# WHAT IS EXPECTED
Please retype every record below exactly, leaving the pictures out.

___ EXERCISE MATERIAL

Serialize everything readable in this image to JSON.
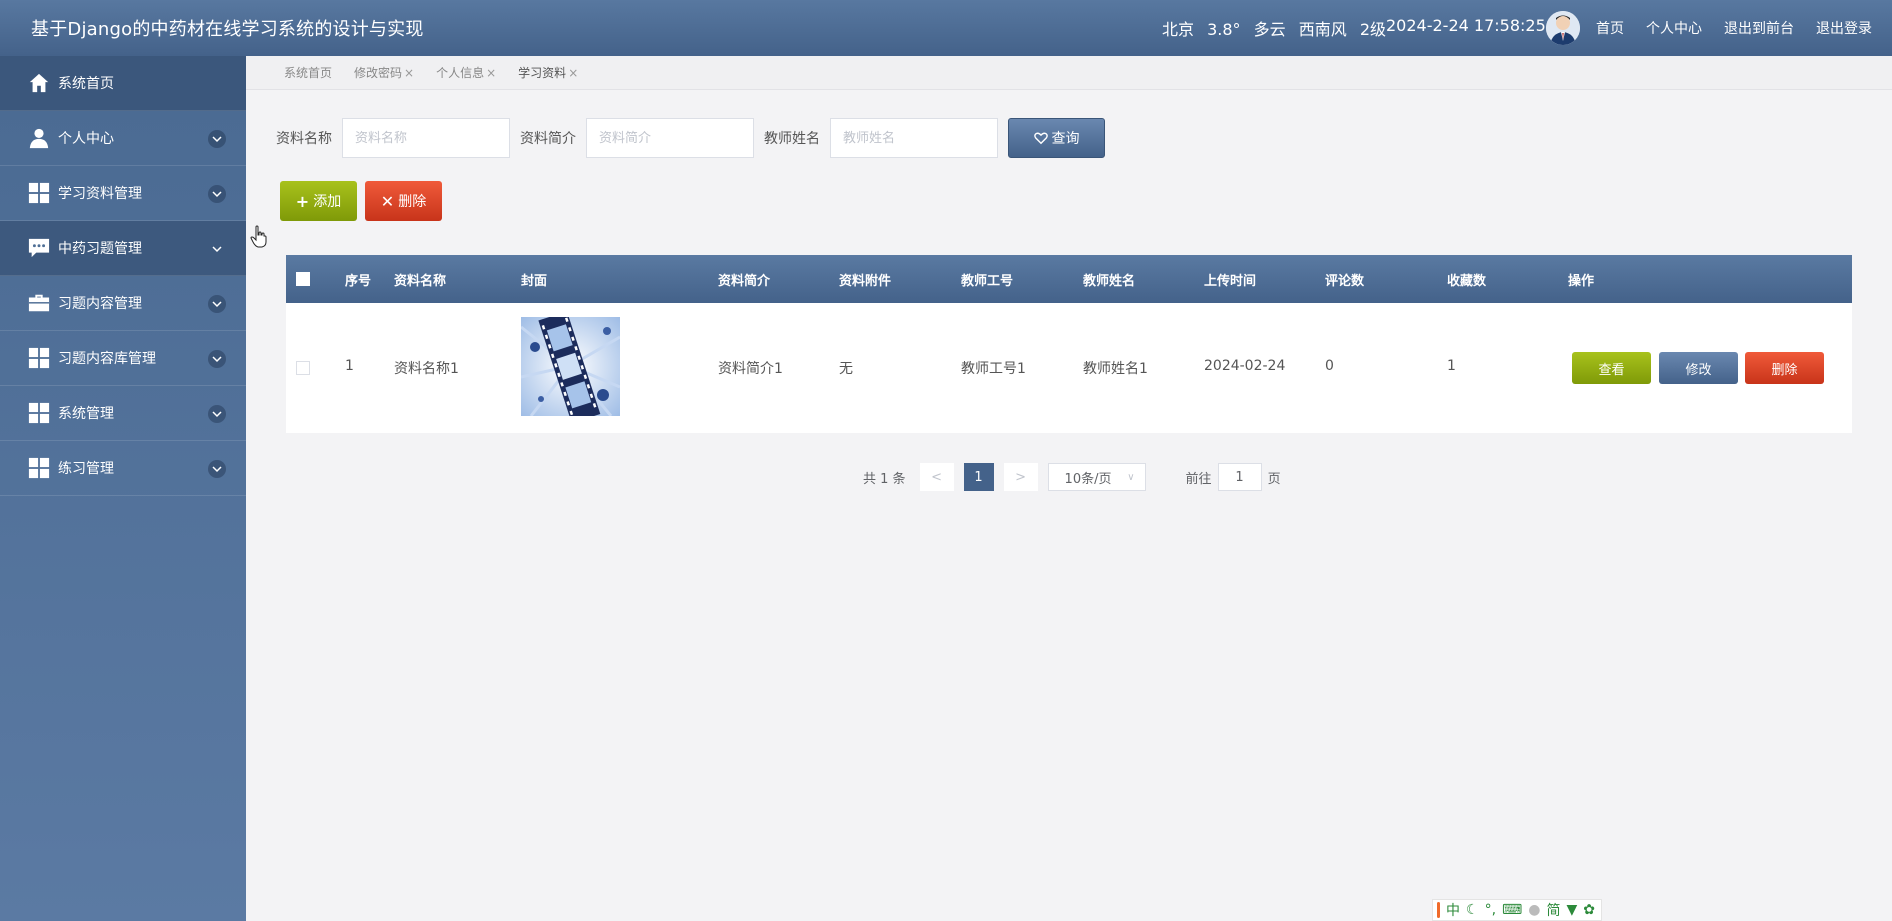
{
  "header": {
    "title": "基于Django的中药材在线学习系统的设计与实现",
    "weather": {
      "city": "北京",
      "temp": "3.8°",
      "condition": "多云",
      "wind": "西南风",
      "level": "2级"
    },
    "datetime": "2024-2-24 17:58:25",
    "nav": [
      "首页",
      "个人中心",
      "退出到前台",
      "退出登录"
    ]
  },
  "sidebar": {
    "items": [
      {
        "label": "系统首页",
        "icon": "home-icon"
      },
      {
        "label": "个人中心",
        "icon": "user-icon"
      },
      {
        "label": "学习资料管理",
        "icon": "grid-icon"
      },
      {
        "label": "中药习题管理",
        "icon": "chat-icon"
      },
      {
        "label": "习题内容管理",
        "icon": "briefcase-icon"
      },
      {
        "label": "习题内容库管理",
        "icon": "grid-icon"
      },
      {
        "label": "系统管理",
        "icon": "grid-icon"
      },
      {
        "label": "练习管理",
        "icon": "grid-icon"
      }
    ]
  },
  "tabs": [
    {
      "label": "系统首页",
      "closable": false
    },
    {
      "label": "修改密码",
      "closable": true
    },
    {
      "label": "个人信息",
      "closable": true
    },
    {
      "label": "学习资料",
      "closable": true
    }
  ],
  "search": {
    "fields": [
      {
        "label": "资料名称",
        "placeholder": "资料名称"
      },
      {
        "label": "资料简介",
        "placeholder": "资料简介"
      },
      {
        "label": "教师姓名",
        "placeholder": "教师姓名"
      }
    ],
    "query_label": "查询"
  },
  "actions": {
    "add_label": "添加",
    "delete_label": "删除"
  },
  "table": {
    "headers": [
      "序号",
      "资料名称",
      "封面",
      "资料简介",
      "资料附件",
      "教师工号",
      "教师姓名",
      "上传时间",
      "评论数",
      "收藏数",
      "操作"
    ],
    "rows": [
      {
        "index": "1",
        "name": "资料名称1",
        "cover": "film-reel-image",
        "intro": "资料简介1",
        "attachment": "无",
        "teacher_id": "教师工号1",
        "teacher_name": "教师姓名1",
        "upload_time": "2024-02-24",
        "comments": "0",
        "favorites": "1",
        "ops": {
          "view": "查看",
          "edit": "修改",
          "delete": "删除"
        }
      }
    ]
  },
  "pagination": {
    "total_text": "共 1 条",
    "prev": "<",
    "current": "1",
    "next": ">",
    "page_size": "10条/页",
    "goto_prefix": "前往",
    "goto_value": "1",
    "goto_suffix": "页"
  },
  "ime": {
    "items": [
      "中",
      "简"
    ]
  },
  "colors": {
    "primary": "#44628a",
    "success": "#8aa612",
    "danger": "#e04a2a"
  }
}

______

# RESPONSE FOR THIS EXERCISE
Serialize everything readable in this image to JSON.
{
  "header": {
    "title": "基于Django的中药材在线学习系统的设计与实现",
    "weather": {
      "city": "北京",
      "temp": "3.8°",
      "condition": "多云",
      "wind": "西南风",
      "level": "2级"
    },
    "datetime": "2024-2-24 17:58:25",
    "nav": [
      "首页",
      "个人中心",
      "退出到前台",
      "退出登录"
    ]
  },
  "sidebar": {
    "items": [
      {
        "label": "系统首页",
        "icon": "home-icon"
      },
      {
        "label": "个人中心",
        "icon": "user-icon"
      },
      {
        "label": "学习资料管理",
        "icon": "grid-icon"
      },
      {
        "label": "中药习题管理",
        "icon": "chat-icon"
      },
      {
        "label": "习题内容管理",
        "icon": "briefcase-icon"
      },
      {
        "label": "习题内容库管理",
        "icon": "grid-icon"
      },
      {
        "label": "系统管理",
        "icon": "grid-icon"
      },
      {
        "label": "练习管理",
        "icon": "grid-icon"
      }
    ]
  },
  "tabs": [
    {
      "label": "系统首页",
      "closable": false
    },
    {
      "label": "修改密码",
      "closable": true
    },
    {
      "label": "个人信息",
      "closable": true
    },
    {
      "label": "学习资料",
      "closable": true
    }
  ],
  "search": {
    "fields": [
      {
        "label": "资料名称",
        "placeholder": "资料名称"
      },
      {
        "label": "资料简介",
        "placeholder": "资料简介"
      },
      {
        "label": "教师姓名",
        "placeholder": "教师姓名"
      }
    ],
    "query_label": "查询"
  },
  "actions": {
    "add_label": "添加",
    "delete_label": "删除"
  },
  "table": {
    "headers": [
      "序号",
      "资料名称",
      "封面",
      "资料简介",
      "资料附件",
      "教师工号",
      "教师姓名",
      "上传时间",
      "评论数",
      "收藏数",
      "操作"
    ],
    "rows": [
      {
        "index": "1",
        "name": "资料名称1",
        "cover": "film-reel-image",
        "intro": "资料简介1",
        "attachment": "无",
        "teacher_id": "教师工号1",
        "teacher_name": "教师姓名1",
        "upload_time": "2024-02-24",
        "comments": "0",
        "favorites": "1",
        "ops": {
          "view": "查看",
          "edit": "修改",
          "delete": "删除"
        }
      }
    ]
  },
  "pagination": {
    "total_text": "共 1 条",
    "prev": "<",
    "current": "1",
    "next": ">",
    "page_size": "10条/页",
    "goto_prefix": "前往",
    "goto_value": "1",
    "goto_suffix": "页"
  },
  "ime": {
    "items": [
      "中",
      "简"
    ]
  },
  "colors": {
    "primary": "#44628a",
    "success": "#8aa612",
    "danger": "#e04a2a"
  }
}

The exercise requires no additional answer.